Data records for software interfaces
■ ■ ■ ■ ■
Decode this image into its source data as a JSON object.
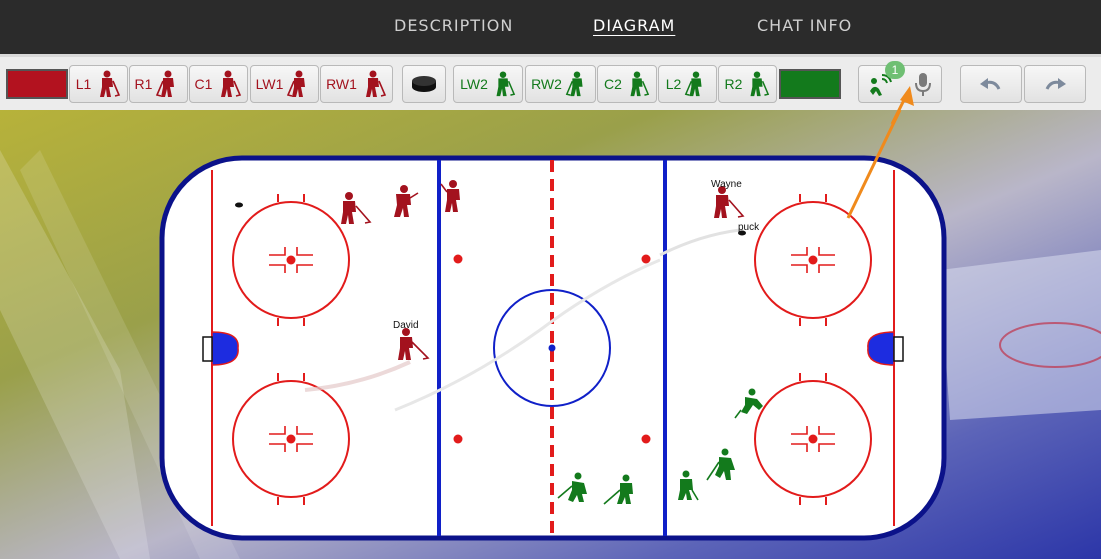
{
  "nav": {
    "tabs": [
      {
        "label": "DESCRIPTION",
        "active": false
      },
      {
        "label": "DIAGRAM",
        "active": true
      },
      {
        "label": "CHAT INFO",
        "active": false
      }
    ]
  },
  "toolbar": {
    "team_red_color": "#b3121f",
    "team_green_color": "#137a1c",
    "red_players": [
      "L1",
      "R1",
      "C1",
      "LW1",
      "RW1"
    ],
    "green_players": [
      "LW2",
      "RW2",
      "C2",
      "L2",
      "R2"
    ],
    "puck_icon": "puck-icon",
    "comment_badge_count": "1",
    "comment_icon": "comments-icon",
    "mic_icon": "microphone-icon",
    "undo_icon": "undo-icon",
    "redo_icon": "redo-icon"
  },
  "rink": {
    "labels": {
      "david": "David",
      "wayne": "Wayne",
      "puck": "puck"
    },
    "colors": {
      "board": "#0b128a",
      "blue_line": "#1020c8",
      "red_line": "#e21b1b",
      "crease": "#1d2ce0"
    }
  },
  "annotation": {
    "arrow_color": "#f08a1c"
  }
}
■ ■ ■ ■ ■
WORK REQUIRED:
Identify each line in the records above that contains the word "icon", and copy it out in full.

EXERCISE RESPONSE:
    "puck_icon": "puck-icon",
    "comment_icon": "comments-icon",
    "mic_icon": "microphone-icon",
    "undo_icon": "undo-icon",
    "redo_icon": "redo-icon"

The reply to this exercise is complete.